┌─ Recorded data

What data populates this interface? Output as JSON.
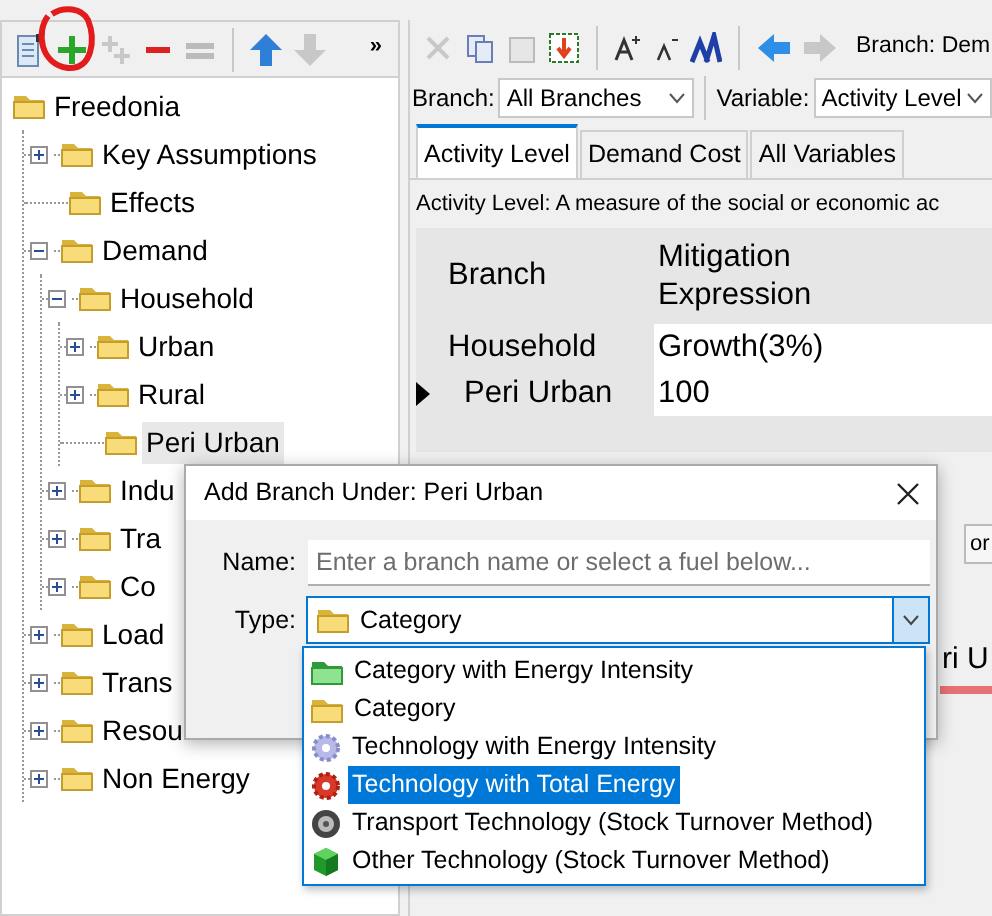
{
  "tree_toolbar": {
    "overflow": "»"
  },
  "tree": [
    {
      "label": "Freedonia",
      "selected": false,
      "children": [
        {
          "label": "Key Assumptions",
          "expanded": false,
          "selected": false
        },
        {
          "label": "Effects",
          "selected": false
        },
        {
          "label": "Demand",
          "expanded": true,
          "selected": false,
          "children": [
            {
              "label": "Household",
              "expanded": true,
              "selected": false,
              "children": [
                {
                  "label": "Urban",
                  "expanded": false,
                  "selected": false
                },
                {
                  "label": "Rural",
                  "expanded": false,
                  "selected": false
                },
                {
                  "label": "Peri Urban",
                  "selected": true
                }
              ]
            },
            {
              "label": "Indu",
              "expanded": false,
              "selected": false
            },
            {
              "label": "Tra",
              "expanded": false,
              "selected": false
            },
            {
              "label": "Co",
              "expanded": false,
              "selected": false
            }
          ]
        },
        {
          "label": "Load",
          "expanded": false,
          "selected": false
        },
        {
          "label": "Trans",
          "expanded": false,
          "selected": false
        },
        {
          "label": "Resou",
          "expanded": false,
          "selected": false
        },
        {
          "label": "Non Energy",
          "expanded": false,
          "selected": false
        }
      ]
    }
  ],
  "breadcrumb": "Branch: Dem",
  "branch_select": {
    "label": "Branch:",
    "value": "All Branches"
  },
  "variable_select": {
    "label": "Variable:",
    "value": "Activity Level"
  },
  "tabs": [
    {
      "label": "Activity Level",
      "selected": true
    },
    {
      "label": "Demand Cost",
      "selected": false
    },
    {
      "label": "All Variables",
      "selected": false
    }
  ],
  "description": "Activity Level: A measure of the social or economic ac",
  "table": {
    "columns": [
      "Branch",
      "Mitigation Expression"
    ],
    "rows": [
      {
        "branch": "Household",
        "expression": "Growth(3%)",
        "current": false,
        "children": [
          {
            "branch": "Peri Urban",
            "expression": "100",
            "current": true
          }
        ]
      }
    ]
  },
  "hidden_panel": {
    "tab": "or",
    "heading": "ri U"
  },
  "dialog": {
    "title": "Add Branch Under: Peri Urban",
    "name_label": "Name:",
    "name_placeholder": "Enter a branch name or select a fuel below...",
    "type_label": "Type:",
    "type": {
      "value": "Category",
      "kind": "folder"
    },
    "options": [
      {
        "label": "Category with Energy Intensity",
        "kind": "green-folder",
        "selected": false
      },
      {
        "label": "Category",
        "kind": "folder",
        "selected": false
      },
      {
        "label": "Technology with Energy Intensity",
        "kind": "light-gear",
        "selected": false
      },
      {
        "label": "Technology with Total Energy",
        "kind": "red-gear",
        "selected": true
      },
      {
        "label": "Transport Technology (Stock Turnover Method)",
        "kind": "wheel",
        "selected": false
      },
      {
        "label": "Other Technology (Stock Turnover Method)",
        "kind": "cube",
        "selected": false
      }
    ]
  }
}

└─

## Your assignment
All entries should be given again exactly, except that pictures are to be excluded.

## Reply
What data populates this interface? Output as JSON.
{
  "tree_toolbar": {
    "overflow": "»"
  },
  "tree": [
    {
      "label": "Freedonia",
      "selected": false,
      "children": [
        {
          "label": "Key Assumptions",
          "expanded": false,
          "selected": false
        },
        {
          "label": "Effects",
          "selected": false
        },
        {
          "label": "Demand",
          "expanded": true,
          "selected": false,
          "children": [
            {
              "label": "Household",
              "expanded": true,
              "selected": false,
              "children": [
                {
                  "label": "Urban",
                  "expanded": false,
                  "selected": false
                },
                {
                  "label": "Rural",
                  "expanded": false,
                  "selected": false
                },
                {
                  "label": "Peri Urban",
                  "selected": true
                }
              ]
            },
            {
              "label": "Indu",
              "expanded": false,
              "selected": false
            },
            {
              "label": "Tra",
              "expanded": false,
              "selected": false
            },
            {
              "label": "Co",
              "expanded": false,
              "selected": false
            }
          ]
        },
        {
          "label": "Load",
          "expanded": false,
          "selected": false
        },
        {
          "label": "Trans",
          "expanded": false,
          "selected": false
        },
        {
          "label": "Resou",
          "expanded": false,
          "selected": false
        },
        {
          "label": "Non Energy",
          "expanded": false,
          "selected": false
        }
      ]
    }
  ],
  "breadcrumb": "Branch: Dem",
  "branch_select": {
    "label": "Branch:",
    "value": "All Branches"
  },
  "variable_select": {
    "label": "Variable:",
    "value": "Activity Level"
  },
  "tabs": [
    {
      "label": "Activity Level",
      "selected": true
    },
    {
      "label": "Demand Cost",
      "selected": false
    },
    {
      "label": "All Variables",
      "selected": false
    }
  ],
  "description": "Activity Level: A measure of the social or economic ac",
  "table": {
    "columns": [
      "Branch",
      "Mitigation Expression"
    ],
    "rows": [
      {
        "branch": "Household",
        "expression": "Growth(3%)",
        "current": false,
        "children": [
          {
            "branch": "Peri Urban",
            "expression": "100",
            "current": true
          }
        ]
      }
    ]
  },
  "hidden_panel": {
    "tab": "or",
    "heading": "ri U"
  },
  "dialog": {
    "title": "Add Branch Under: Peri Urban",
    "name_label": "Name:",
    "name_placeholder": "Enter a branch name or select a fuel below...",
    "type_label": "Type:",
    "type": {
      "value": "Category",
      "kind": "folder"
    },
    "options": [
      {
        "label": "Category with Energy Intensity",
        "kind": "green-folder",
        "selected": false
      },
      {
        "label": "Category",
        "kind": "folder",
        "selected": false
      },
      {
        "label": "Technology with Energy Intensity",
        "kind": "light-gear",
        "selected": false
      },
      {
        "label": "Technology with Total Energy",
        "kind": "red-gear",
        "selected": true
      },
      {
        "label": "Transport Technology (Stock Turnover Method)",
        "kind": "wheel",
        "selected": false
      },
      {
        "label": "Other Technology (Stock Turnover Method)",
        "kind": "cube",
        "selected": false
      }
    ]
  }
}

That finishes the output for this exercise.